CCA Newsroom

The Pending Fisheries Train Wreck

Posted on September 15, 2010

Nowhere is it more apparent that NOAA Fisheries (Formerly the National Marine Fisheries Service) will be unable to meet the requirements of the 2006 MSA reauthorization than in the table below. 

Call to ban longlines in the Gulf

Posted on September 13, 2010

Against the backdrop of the worst oil spill in U.S. history, several non-governmental organizations are calling upon the federal government to ban the use of highly destructive, indiscriminate pelagic longline gear in the Gulf of Mexico. Longlines in the Gulf are used ostensibly to target yellowfin tuna and swordfish, but they also take a heavy bycatch of troubles species like bluefin tuna, marlin, sharks, and sea turtles.

Gag grouper rules leave anglers at a loss

Another federal fishery illustrates need for shift in allocation, management philosophy
Posted on September 10, 2010

HOUSTON, TX – Recreational anglers will find themselves in a familiar situation in another federal fishery when an interim rule set to go into effect in January will completely close the Gulf recreational fishery for gag grouper, yet still allow commercial boats to land and sell gags.

Editorial: NOAA's fish allocation cut cries out anew for drastic reforms

Posted on September 02, 2010

The abrupt and seemingly arbitrary move by NOAA's regional fisheries administrator Patricia Kurkul to cut allocations in half for Gloucester's and New England's so-called "common pool" fishermen can be filed under the heading of "inevitable."

NOAA cuts 'common pool' limits in half

Posted on September 01, 2010
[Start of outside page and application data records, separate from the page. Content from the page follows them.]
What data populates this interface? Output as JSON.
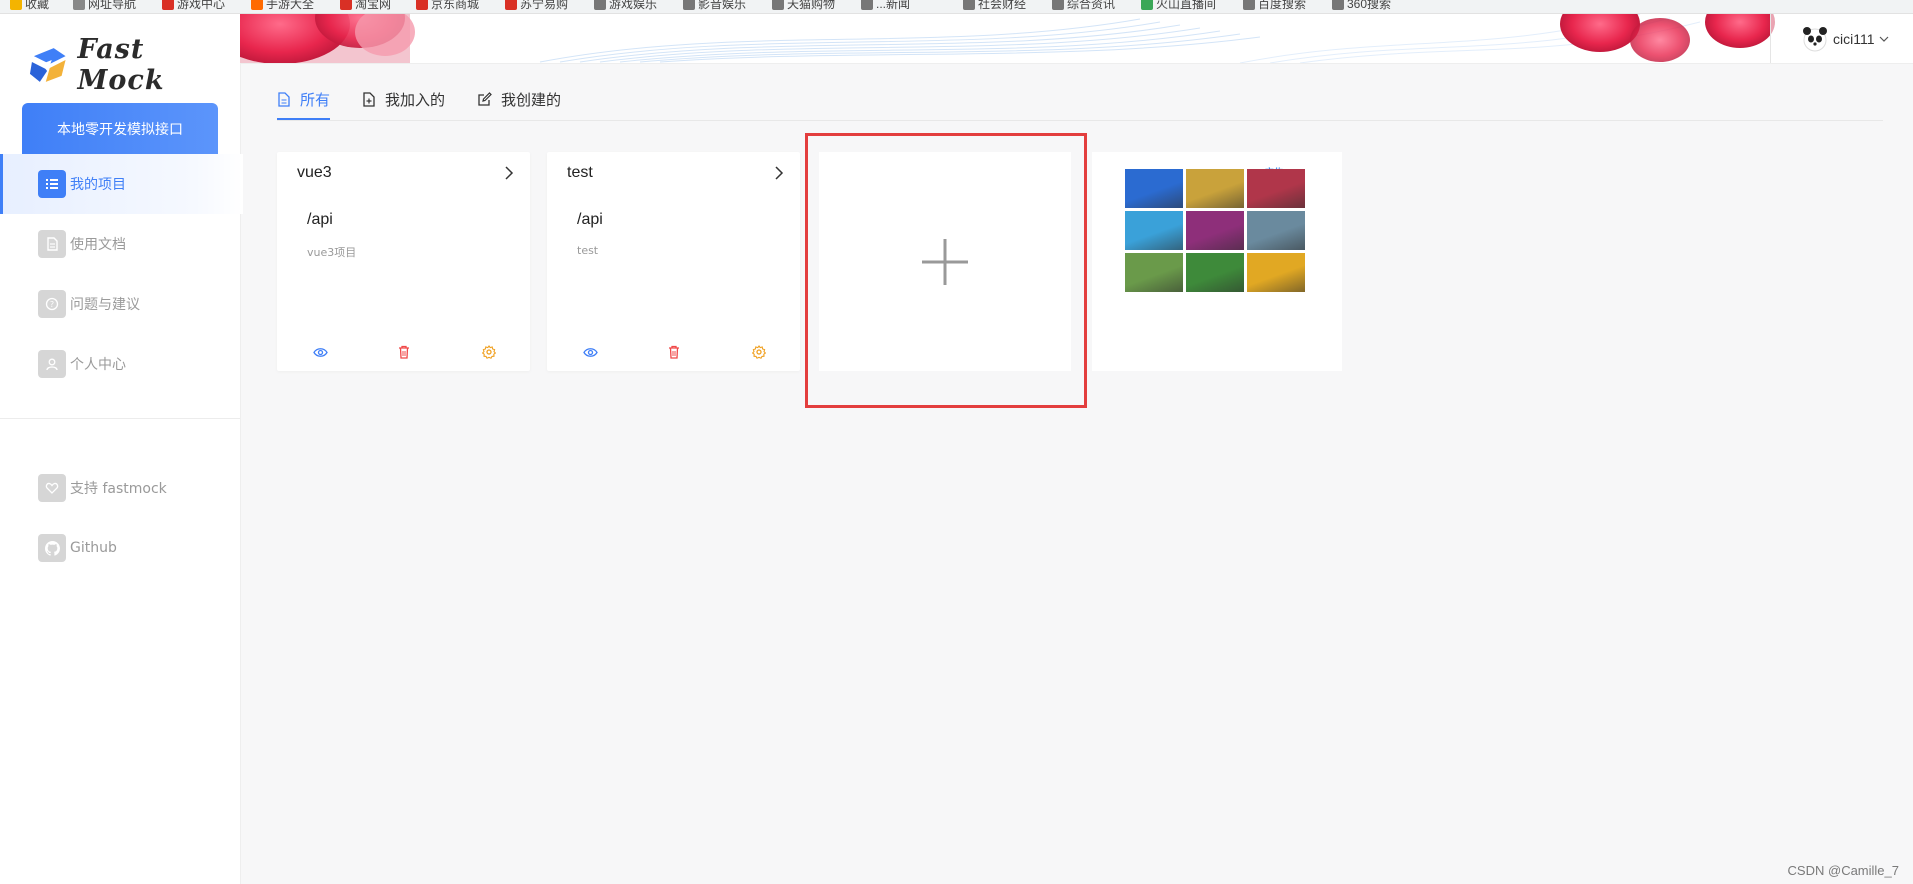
{
  "browser": {
    "bookmarks": [
      {
        "label": "收藏",
        "icon": "star-icon",
        "color": "#f4b400"
      },
      {
        "label": "网址导航",
        "icon": "globe-icon",
        "color": "#888888"
      },
      {
        "label": "游戏中心",
        "icon": "game-icon",
        "color": "#d93025"
      },
      {
        "label": "手游大全",
        "icon": "app-icon",
        "color": "#ff6a00"
      },
      {
        "label": "淘宝网",
        "icon": "taobao-icon",
        "color": "#d93025"
      },
      {
        "label": "京东商城",
        "icon": "jd-icon",
        "color": "#d93025"
      },
      {
        "label": "苏宁易购",
        "icon": "suning-icon",
        "color": "#d93025"
      },
      {
        "label": "游戏娱乐",
        "icon": "folder-icon",
        "color": "#777777"
      },
      {
        "label": "影音娱乐",
        "icon": "folder-icon",
        "color": "#777777"
      },
      {
        "label": "天猫购物",
        "icon": "folder-icon",
        "color": "#777777"
      },
      {
        "label": "...新闻",
        "icon": "folder-icon",
        "color": "#777777"
      },
      {
        "label": "社会财经",
        "icon": "folder-icon",
        "color": "#777777"
      },
      {
        "label": "综合资讯",
        "icon": "folder-icon",
        "color": "#777777"
      },
      {
        "label": "火山直播间",
        "icon": "leaf-icon",
        "color": "#3aa757"
      },
      {
        "label": "百度搜索",
        "icon": "folder-icon",
        "color": "#777777"
      },
      {
        "label": "360搜索",
        "icon": "folder-icon",
        "color": "#777777"
      }
    ]
  },
  "sidebar": {
    "logo_text": "Fast Mock",
    "local_button": "本地零开发模拟接口",
    "nav": [
      {
        "label": "我的项目",
        "icon": "list-icon",
        "active": true
      },
      {
        "label": "使用文档",
        "icon": "document-icon",
        "active": false
      },
      {
        "label": "问题与建议",
        "icon": "question-icon",
        "active": false
      },
      {
        "label": "个人中心",
        "icon": "user-icon",
        "active": false
      }
    ],
    "links": [
      {
        "label": "支持 fastmock",
        "icon": "heart-icon"
      },
      {
        "label": "Github",
        "icon": "github-icon"
      }
    ]
  },
  "header": {
    "username": "cici111",
    "user_dropdown_icon": "chevron-down-icon"
  },
  "tabs": [
    {
      "label": "所有",
      "icon": "file-icon",
      "active": true
    },
    {
      "label": "我加入的",
      "icon": "file-add-icon",
      "active": false
    },
    {
      "label": "我创建的",
      "icon": "edit-icon",
      "active": false
    }
  ],
  "projects": [
    {
      "name": "vue3",
      "root_path": "/api",
      "description": "vue3项目"
    },
    {
      "name": "test",
      "root_path": "/api",
      "description": "test"
    }
  ],
  "project_actions": [
    {
      "icon": "eye-icon",
      "color": "#3f7ff7"
    },
    {
      "icon": "trash-icon",
      "color": "#f04848"
    },
    {
      "icon": "settings-icon",
      "color": "#f0a020"
    }
  ],
  "add_card": {
    "icon": "plus-icon"
  },
  "ad": {
    "label": "广告",
    "tile_colors": [
      "#2b6bd1",
      "#c9a23b",
      "#b0364a",
      "#3aa1d9",
      "#8e2f7a",
      "#6a8a9e",
      "#6a9a4a",
      "#3e8a3a",
      "#e1a823"
    ]
  },
  "colors": {
    "accent": "#3f7ff7",
    "highlight_box": "#e33e3e"
  },
  "watermark": "CSDN @Camille_7"
}
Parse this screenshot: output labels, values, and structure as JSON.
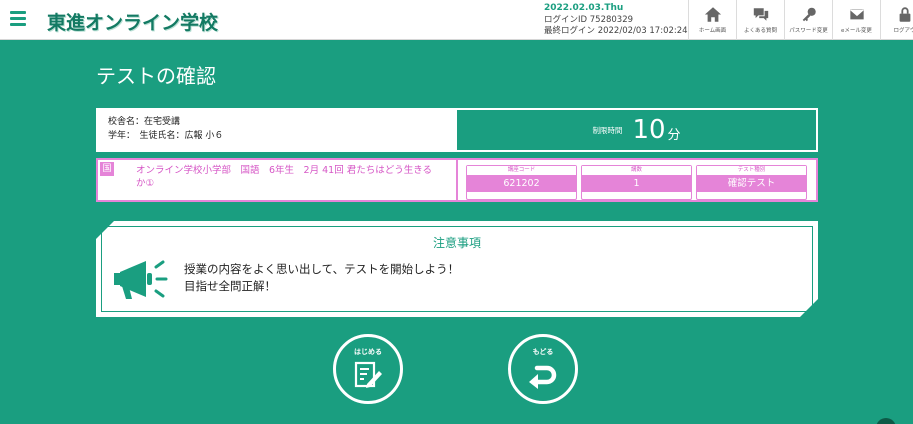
{
  "header": {
    "logo": "東進オンライン学校",
    "date": "2022.02.03.Thu",
    "login_id": "ログインID 75280329",
    "last_login": "最終ログイン 2022/02/03 17:02:24",
    "nav": [
      {
        "icon": "home-icon",
        "label": "ホーム画面"
      },
      {
        "icon": "faq-chat-icon",
        "label": "よくある質問"
      },
      {
        "icon": "key-icon",
        "label": "パスワード変更"
      },
      {
        "icon": "mail-icon",
        "label": "eメール変更"
      },
      {
        "icon": "lock-icon",
        "label": "ログアウ"
      }
    ]
  },
  "page": {
    "title": "テストの確認"
  },
  "student": {
    "school": "校舎名：在宅受講",
    "grade_name": "学年：　生徒氏名：広報 小６"
  },
  "time": {
    "label": "制限時間",
    "value": "10",
    "unit": "分"
  },
  "course": {
    "subject": "国",
    "title": "オンライン学校小学部　国語　6年生　2月 41回 君たちはどう生きるか①",
    "fields": [
      {
        "label": "講座コード",
        "value": "621202"
      },
      {
        "label": "講数",
        "value": "1"
      },
      {
        "label": "テスト種別",
        "value": "確認テスト"
      }
    ]
  },
  "notice": {
    "title": "注意事項",
    "line1": "授業の内容をよく思い出して、テストを開始しよう！",
    "line2": "目指せ全問正解！"
  },
  "buttons": {
    "start": "はじめる",
    "back": "もどる"
  },
  "colors": {
    "brand": "#1a9e80",
    "pink": "#e584d8"
  }
}
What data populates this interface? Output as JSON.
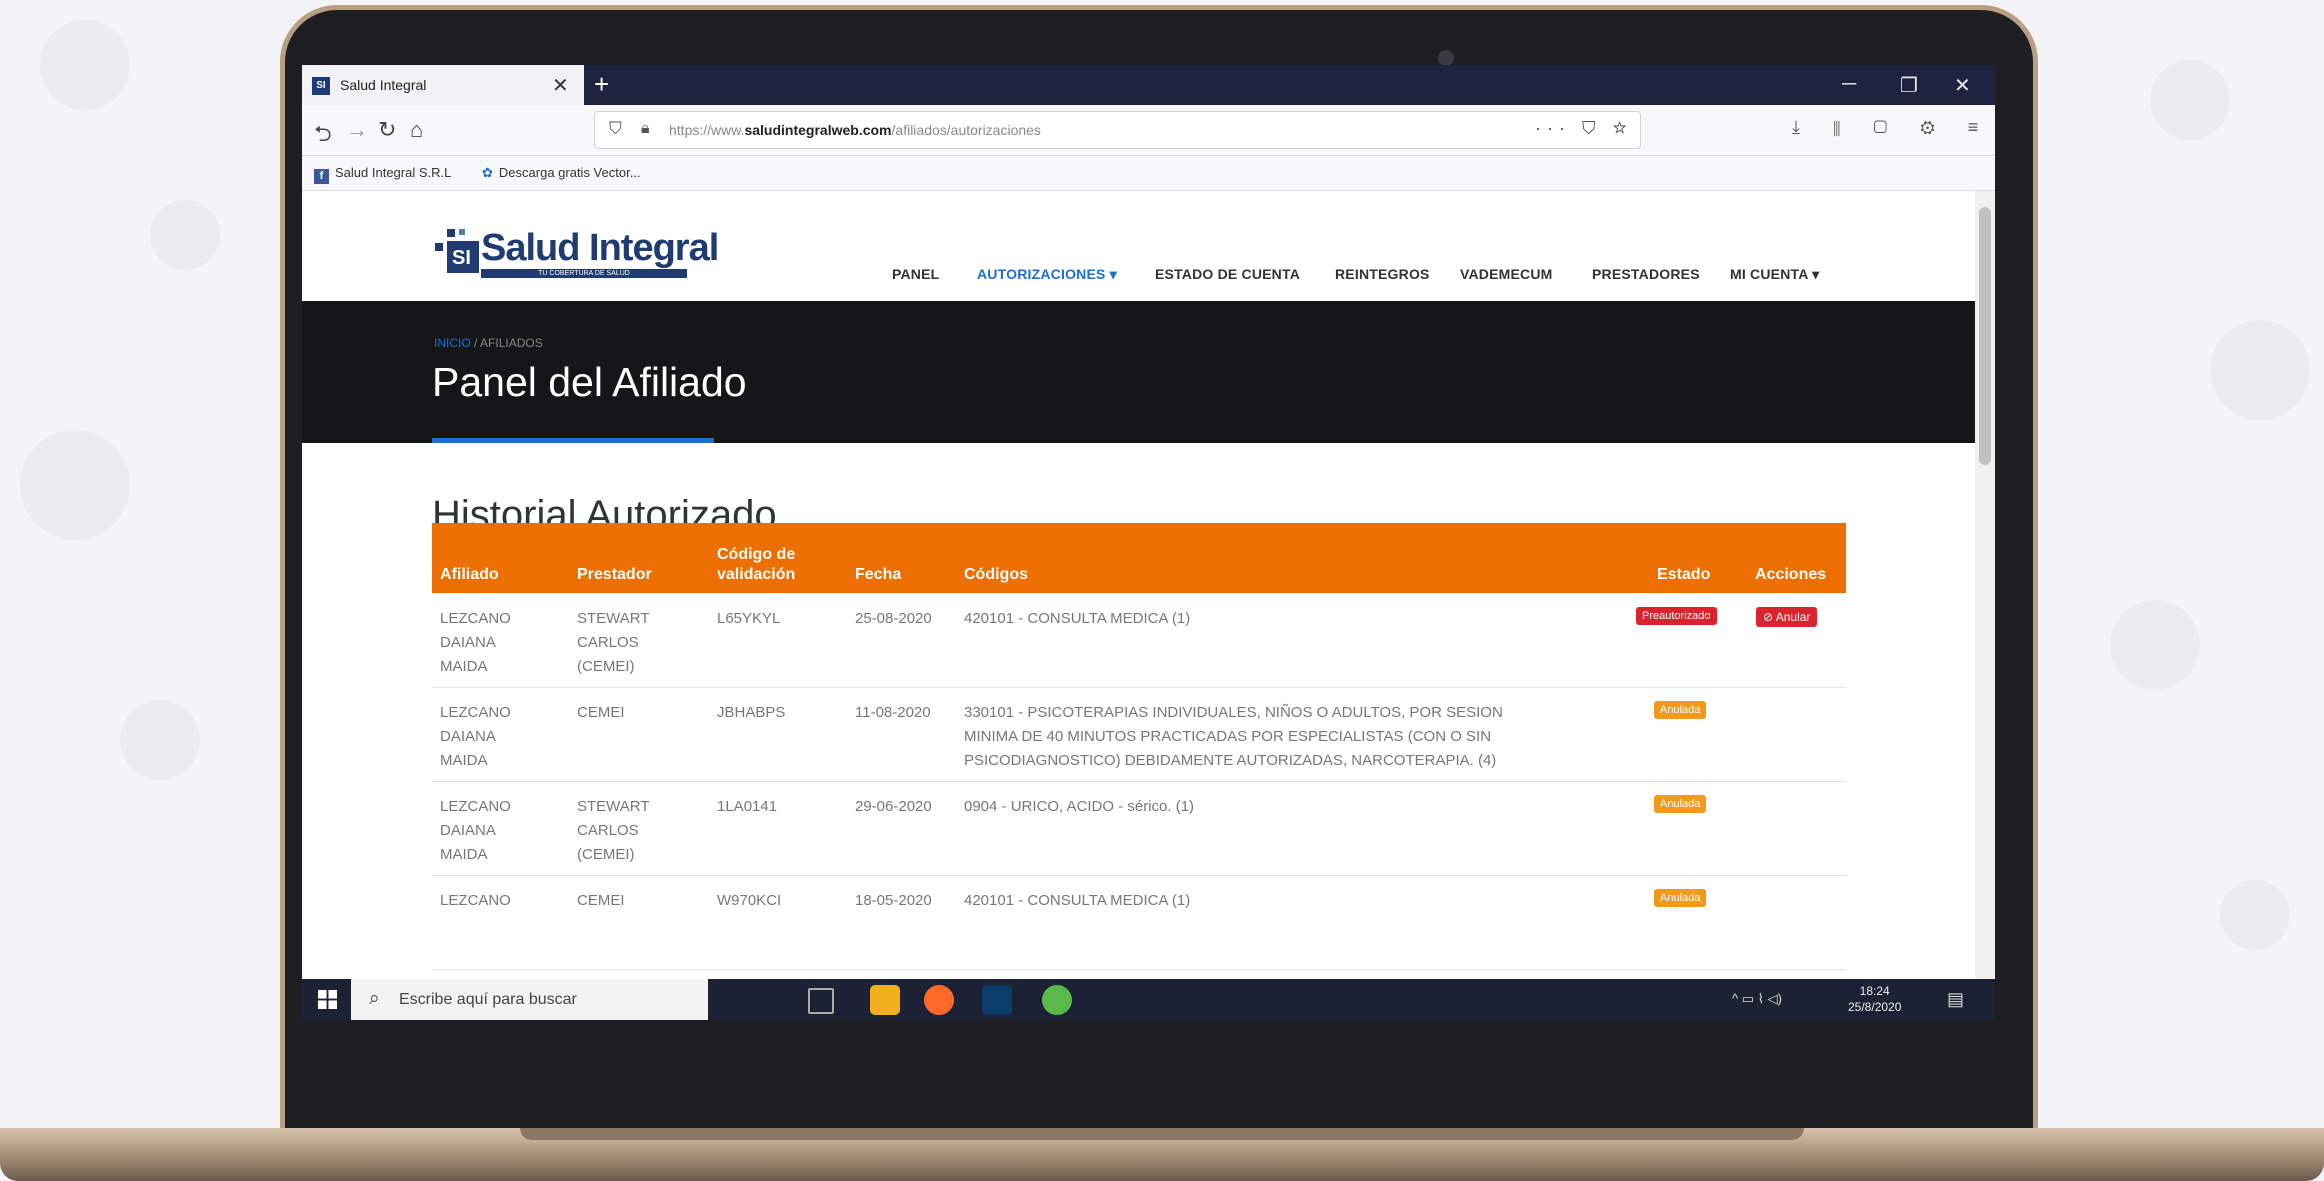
{
  "browser": {
    "tab_title": "Salud Integral",
    "tab_close": "✕",
    "new_tab": "+",
    "url_prefix": "https://www.",
    "url_domain": "saludintegralweb.com",
    "url_path": "/afiliados/autorizaciones",
    "url_actions": "··· ⛉ ☆",
    "bookmarks": [
      "Salud Integral S.R.L",
      "Descarga gratis Vector..."
    ]
  },
  "site": {
    "logo_text": "Salud Integral",
    "logo_tagline": "TU COBERTURA DE SALUD",
    "logo_mark": "SI",
    "menu": [
      "PANEL",
      "AUTORIZACIONES ▾",
      "ESTADO DE CUENTA",
      "REINTEGROS",
      "VADEMECUM",
      "PRESTADORES",
      "MI CUENTA ▾"
    ]
  },
  "hero": {
    "breadcrumb_home": "INICIO",
    "breadcrumb_sep": "/",
    "breadcrumb_current": "AFILIADOS",
    "title": "Panel del Afiliado"
  },
  "history": {
    "title": "Historial Autorizado",
    "headers": {
      "afiliado": "Afiliado",
      "prestador": "Prestador",
      "codigo_validacion_1": "Código de",
      "codigo_validacion_2": "validación",
      "fecha": "Fecha",
      "codigos": "Códigos",
      "estado": "Estado",
      "acciones": "Acciones"
    },
    "rows": [
      {
        "afiliado": [
          "LEZCANO",
          "DAIANA",
          "MAIDA"
        ],
        "prestador": [
          "STEWART",
          "CARLOS",
          "(CEMEI)"
        ],
        "codigo": "L65YKYL",
        "fecha": "25-08-2020",
        "codigos": [
          "420101 - CONSULTA MEDICA (1)"
        ],
        "estado": "Preautorizado",
        "accion": "⊘ Anular"
      },
      {
        "afiliado": [
          "LEZCANO",
          "DAIANA",
          "MAIDA"
        ],
        "prestador": [
          "CEMEI"
        ],
        "codigo": "JBHABPS",
        "fecha": "11-08-2020",
        "codigos": [
          "330101 - PSICOTERAPIAS INDIVIDUALES, NIÑOS O ADULTOS, POR SESION",
          "MINIMA DE 40 MINUTOS PRACTICADAS POR ESPECIALISTAS (CON O SIN",
          "PSICODIAGNOSTICO) DEBIDAMENTE AUTORIZADAS, NARCOTERAPIA. (4)"
        ],
        "estado": "Anulada"
      },
      {
        "afiliado": [
          "LEZCANO",
          "DAIANA",
          "MAIDA"
        ],
        "prestador": [
          "STEWART",
          "CARLOS",
          "(CEMEI)"
        ],
        "codigo": "1LA0141",
        "fecha": "29-06-2020",
        "codigos": [
          "0904 - URICO, ACIDO - sérico. (1)"
        ],
        "estado": "Anulada"
      },
      {
        "afiliado": [
          "LEZCANO"
        ],
        "prestador": [
          "CEMEI"
        ],
        "codigo": "W970KCI",
        "fecha": "18-05-2020",
        "codigos": [
          "420101 - CONSULTA MEDICA (1)"
        ],
        "estado": "Anulada"
      }
    ]
  },
  "taskbar": {
    "search_placeholder": "Escribe aquí para buscar",
    "time": "18:24",
    "date": "25/8/2020",
    "tray": "^ ▭ ⌇ ◁)"
  },
  "colors": {
    "accent_orange": "#ec6f00",
    "accent_blue": "#1a6fd1",
    "brand_navy": "#1f3b72",
    "badge_red": "#d9242f",
    "badge_orange": "#f39a1b"
  }
}
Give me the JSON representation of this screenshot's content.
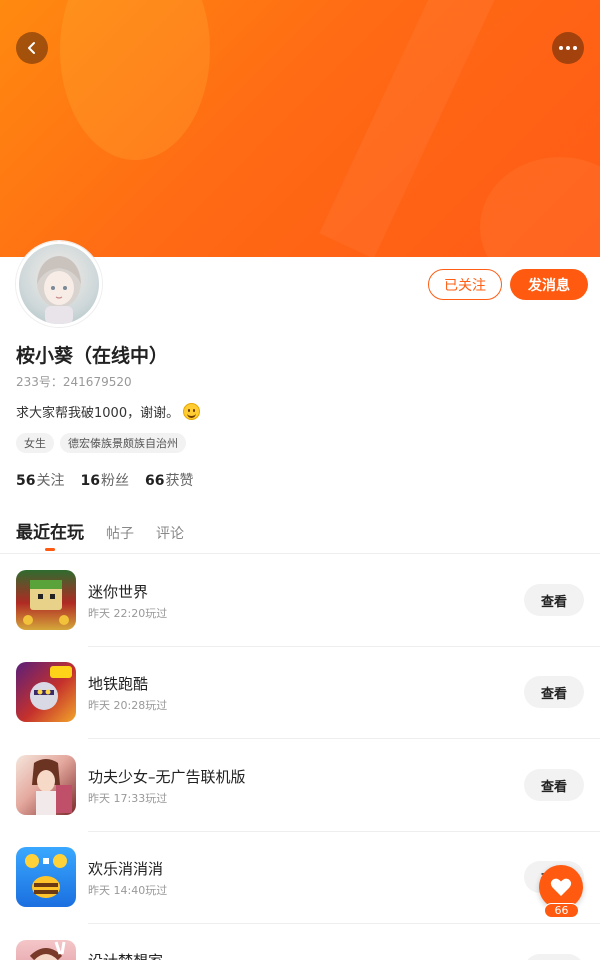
{
  "profile": {
    "name": "桉小葵（在线中）",
    "uid": "233号：241679520",
    "bio": "求大家帮我破1000，谢谢。",
    "tags": [
      "女生",
      "德宏傣族景颇族自治州"
    ],
    "stats": [
      {
        "value": "56",
        "label": "关注"
      },
      {
        "value": "16",
        "label": "粉丝"
      },
      {
        "value": "66",
        "label": "获赞"
      }
    ]
  },
  "actions": {
    "followed_label": "已关注",
    "message_label": "发消息"
  },
  "tabs": [
    {
      "label": "最近在玩",
      "active": true
    },
    {
      "label": "帖子",
      "active": false
    },
    {
      "label": "评论",
      "active": false
    }
  ],
  "games": [
    {
      "title": "迷你世界",
      "time": "昨天 22:20玩过",
      "button": "查看",
      "icon": "mini-world-icon"
    },
    {
      "title": "地铁跑酷",
      "time": "昨天 20:28玩过",
      "button": "查看",
      "icon": "subway-surfers-icon"
    },
    {
      "title": "功夫少女–无广告联机版",
      "time": "昨天 17:33玩过",
      "button": "查看",
      "icon": "kungfu-girl-icon"
    },
    {
      "title": "欢乐消消消",
      "time": "昨天 14:40玩过",
      "button": "查看",
      "icon": "happy-match-icon"
    },
    {
      "title": "设计梦想家",
      "time": "",
      "button": "查看",
      "icon": "design-dreamer-icon"
    }
  ],
  "like_fab": {
    "count": "66"
  },
  "colors": {
    "accent": "#ff5a10",
    "banner_start": "#ff8a10",
    "banner_end": "#ff5a16"
  }
}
The federal government has abruptly cut by 50 percent the fishing opportunities for the small number of groundfishing permitholders who are not part of the new "catch share" system, and are fishing out of the so-called common pool.

CCA statement on extended red snapper season

Statement on Proposed Emergency Action to Authorize the Re-opening of the Recreational Red Snapper Season in the Gulf of Mexico
Posted on August 31, 2010

Coastal Conservation Association more than 80,000 members in state chapters along the Gulf Coast and has been an active participant in the federal management of red snapper for more than 20 years. The current situation is unique in the history of this fishery and we would like to commend the Council for taking a pragmatic approach to these unique circumstances.

Fisheries Allocations Still Out of Whack

Scup is latest in long line of allocations that shortchange recreational sector
Posted on August 31, 2010

While the news from the most recent Mid-Atlantic Fisheries Management Council meeting indicated a rosy future for scup, the Council’s failure to seek an economic study of the way scup are allocated between the recreational and commercial sectors presages a far dimmer future for scup anglers.

Sportsman Channel and DISH Network Collaborate To Support Gulf Region Recovery Efforts

Sportsman SD and HD Now Available as A la Carte Option; New Subscriber Proceeds To Support Gulf Coast Fund & Coastal Conservation Association
Posted on August 31, 2010

In an effort to raise awareness and funds for Gulf regions working to recover from the recent oil spill disaster, Sportsman Channel will funnel this year’s proceeds from the a la carte pricing to a special “Sportsman’s Fund” created with the Coastal Conservation Association (CCA) to benefit Gulf coast habitat restoration and research.  CCA is one of the largest non-profit marine conservation groups in America.

Gulf anglers finally catch a break

Fall red snapper season starts to take shape
Posted on August 24, 2010

HOUSTON, TX – A fall red snapper season is in the works thanks to a vote of the Gulf of Mexico Fishery Management Council at its meeting last week in Florida. The extension is designed to give recreational anglers who might have missed out on the 53-day season due to closures associated with the Deepwater Horizon oil spill a chance to fish.

NOAA backtracks; Gloucester landings up

Data corrected for first months of catch share system
Posted on August 20, 2010

Commercial landings data for the first three months of the fishing season from the National Oceanic and Atmospheric Administration was somewhat confused, leading to the widespread, incorrect conclusion that landings in Portland, Maine, were booming while landings in Gloucester were falling.